WestJet Airlines will introduce new 'premium economy' seating across its fleet in a bid to generate more revenue, a departure from the Canadian carrier's roots as a low-cost challenger to Air Canada.
For its premium economy offering, the airline will add extra leg room in the first four rows of its planes, or 24 seats, but not a separate cabin.
WestJet said it would begin reconfiguring its Boeing 737 fleet in August and expects to complete the work by December.

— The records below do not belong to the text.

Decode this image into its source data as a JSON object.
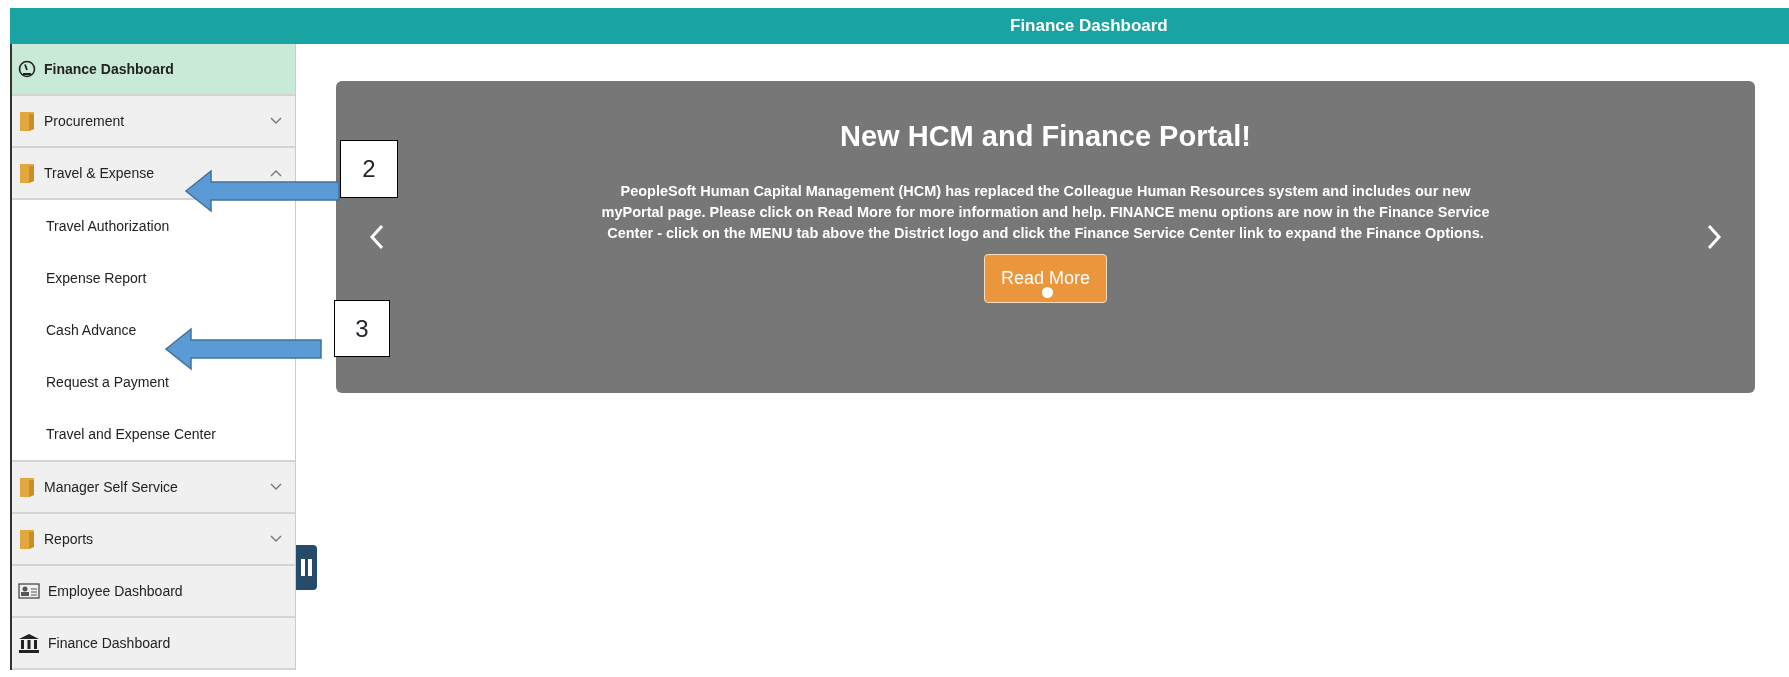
{
  "header": {
    "title": "Finance Dashboard"
  },
  "sidebar": {
    "items": [
      {
        "kind": "dashboard",
        "label": "Finance Dashboard",
        "selected": true
      },
      {
        "kind": "group",
        "label": "Procurement",
        "selected": false,
        "expanded": false
      },
      {
        "kind": "group",
        "label": "Travel & Expense",
        "selected": false,
        "expanded": true,
        "children": [
          {
            "label": "Travel Authorization"
          },
          {
            "label": "Expense Report"
          },
          {
            "label": "Cash Advance"
          },
          {
            "label": "Request a Payment"
          },
          {
            "label": "Travel and Expense Center"
          }
        ]
      },
      {
        "kind": "group",
        "label": "Manager Self Service",
        "selected": false,
        "expanded": false
      },
      {
        "kind": "group",
        "label": "Reports",
        "selected": false,
        "expanded": false
      },
      {
        "kind": "employee",
        "label": "Employee Dashboard",
        "selected": false
      },
      {
        "kind": "finance",
        "label": "Finance Dashboard",
        "selected": false
      }
    ]
  },
  "carousel": {
    "title": "New HCM and Finance Portal!",
    "body": "PeopleSoft Human Capital Management (HCM) has replaced the Colleague Human Resources system and includes our new myPortal page. Please click on Read More for more information and help. FINANCE menu options are now in the Finance Service Center - click on the MENU tab above the District logo and click the Finance Service Center link to expand the Finance Options.",
    "button": "Read More"
  },
  "callouts": [
    {
      "label": "2"
    },
    {
      "label": "3"
    }
  ]
}
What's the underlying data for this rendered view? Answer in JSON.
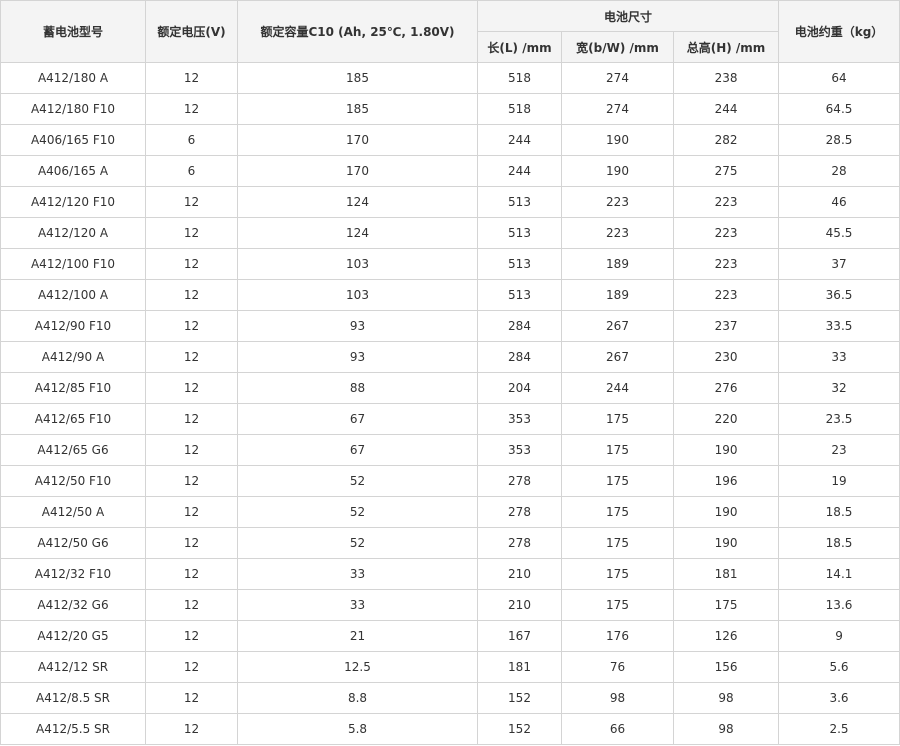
{
  "table": {
    "headers": {
      "model": "蓄电池型号",
      "voltage": "额定电压(V)",
      "capacity": "额定容量C10 (Ah, 25℃, 1.80V)",
      "dimensions": "电池尺寸",
      "length": "长(L) /mm",
      "width": "宽(b/W) /mm",
      "height": "总高(H) /mm",
      "weight": "电池约重（kg）"
    },
    "rows": [
      [
        "A412/180 A",
        "12",
        "185",
        "518",
        "274",
        "238",
        "64"
      ],
      [
        "A412/180 F10",
        "12",
        "185",
        "518",
        "274",
        "244",
        "64.5"
      ],
      [
        "A406/165 F10",
        "6",
        "170",
        "244",
        "190",
        "282",
        "28.5"
      ],
      [
        "A406/165 A",
        "6",
        "170",
        "244",
        "190",
        "275",
        "28"
      ],
      [
        "A412/120 F10",
        "12",
        "124",
        "513",
        "223",
        "223",
        "46"
      ],
      [
        "A412/120 A",
        "12",
        "124",
        "513",
        "223",
        "223",
        "45.5"
      ],
      [
        "A412/100 F10",
        "12",
        "103",
        "513",
        "189",
        "223",
        "37"
      ],
      [
        "A412/100 A",
        "12",
        "103",
        "513",
        "189",
        "223",
        "36.5"
      ],
      [
        "A412/90 F10",
        "12",
        "93",
        "284",
        "267",
        "237",
        "33.5"
      ],
      [
        "A412/90 A",
        "12",
        "93",
        "284",
        "267",
        "230",
        "33"
      ],
      [
        "A412/85 F10",
        "12",
        "88",
        "204",
        "244",
        "276",
        "32"
      ],
      [
        "A412/65 F10",
        "12",
        "67",
        "353",
        "175",
        "220",
        "23.5"
      ],
      [
        "A412/65 G6",
        "12",
        "67",
        "353",
        "175",
        "190",
        "23"
      ],
      [
        "A412/50 F10",
        "12",
        "52",
        "278",
        "175",
        "196",
        "19"
      ],
      [
        "A412/50 A",
        "12",
        "52",
        "278",
        "175",
        "190",
        "18.5"
      ],
      [
        "A412/50 G6",
        "12",
        "52",
        "278",
        "175",
        "190",
        "18.5"
      ],
      [
        "A412/32 F10",
        "12",
        "33",
        "210",
        "175",
        "181",
        "14.1"
      ],
      [
        "A412/32 G6",
        "12",
        "33",
        "210",
        "175",
        "175",
        "13.6"
      ],
      [
        "A412/20 G5",
        "12",
        "21",
        "167",
        "176",
        "126",
        "9"
      ],
      [
        "A412/12 SR",
        "12",
        "12.5",
        "181",
        "76",
        "156",
        "5.6"
      ],
      [
        "A412/8.5 SR",
        "12",
        "8.8",
        "152",
        "98",
        "98",
        "3.6"
      ],
      [
        "A412/5.5 SR",
        "12",
        "5.8",
        "152",
        "66",
        "98",
        "2.5"
      ]
    ]
  }
}
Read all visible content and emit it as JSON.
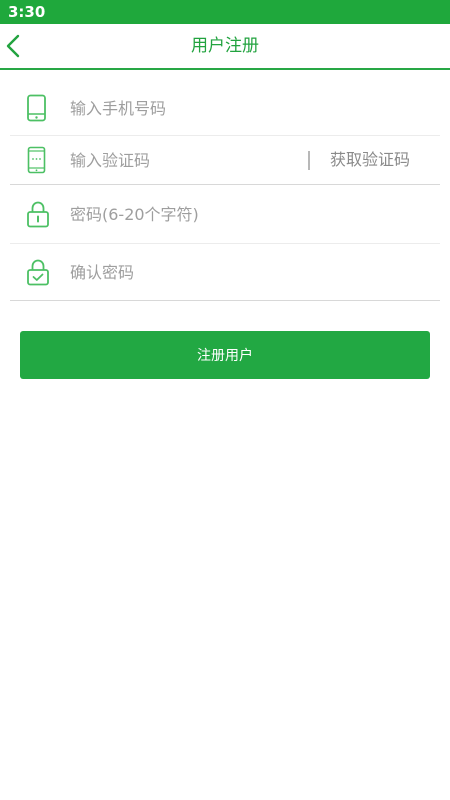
{
  "status_bar": {
    "time": "3:30"
  },
  "header": {
    "title": "用户注册",
    "back_icon": "chevron-left-icon"
  },
  "form": {
    "phone": {
      "placeholder": "输入手机号码",
      "value": "",
      "icon": "phone-icon"
    },
    "code": {
      "placeholder": "输入验证码",
      "value": "",
      "icon": "phone-sms-icon",
      "get_code_label": "获取验证码"
    },
    "password": {
      "placeholder": "密码(6-20个字符)",
      "value": "",
      "icon": "lock-icon"
    },
    "confirm": {
      "placeholder": "确认密码",
      "value": "",
      "icon": "lock-check-icon"
    }
  },
  "register_button": {
    "label": "注册用户"
  },
  "colors": {
    "accent": "#22a843",
    "status_bar": "#1fa83c",
    "icon": "#4cc064"
  }
}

The higher-fare seats will include priority boarding and complimentary on-board amenities.
"Many other airlines have had good success with their premium economy offerings and we expect this move by WestJet will help it further build its appeal to frequent-flying business travelers," National Bank Financial analyst Cameron Doerksen said in a note.
"The company will also increase the seat count on its 737-800 fleet to 174 from 166... so we see this move as positive from a revenue generation point of view without negatively impacting unit costs."
For the quarter ended June 30, net income rose to CAD$42.5 million (USD$42.5 million), from CAD$25.6 million a year earlier.
Revenue rose to CAD$809 million from CAD$742.3 million.
The airline expects third-quarter revenue per available seat mile to moderately outpace first-half growth of 6.1 percent, with ongoing margin expansion in the second half of the year.
"Demand remains strong," chief executive Gregg Saretsky said in a statement.
Second-quarter costs per available seat mile, or CASM, excluding fuel and employee profit sharing, rose 4.8 percent. That was outpaced by 6 percent growth in revenue per available seat mile.
WestJet lifted its outlook for full-year costs, citing higher recruitment and training costs for an expanded winter schedule, higher maintenance expenses, and a slight reduction in capacity due to its seat reconfiguration.
For 2012, WestJet expects CASM, excluding fuel and employee profit share, to increase by 3 to 3.5 percent. That is up from its previous forecast of a 1.5 to 2.5 percent rise.
WestJet said its plans to launch a regional carrier in the second half of 2013 remain on track. It has begun hiring employees and has met representatives from 30 Canadian airports that hope to attract WestJet service.
The airline will take delivery of seven turboprops from Bombardier in 2013 for the new carrier, followed by seven more in 2014, four in 2015 and two the following year. Delivery for 25 optional aircraft are scheduled between 2014 and 2018.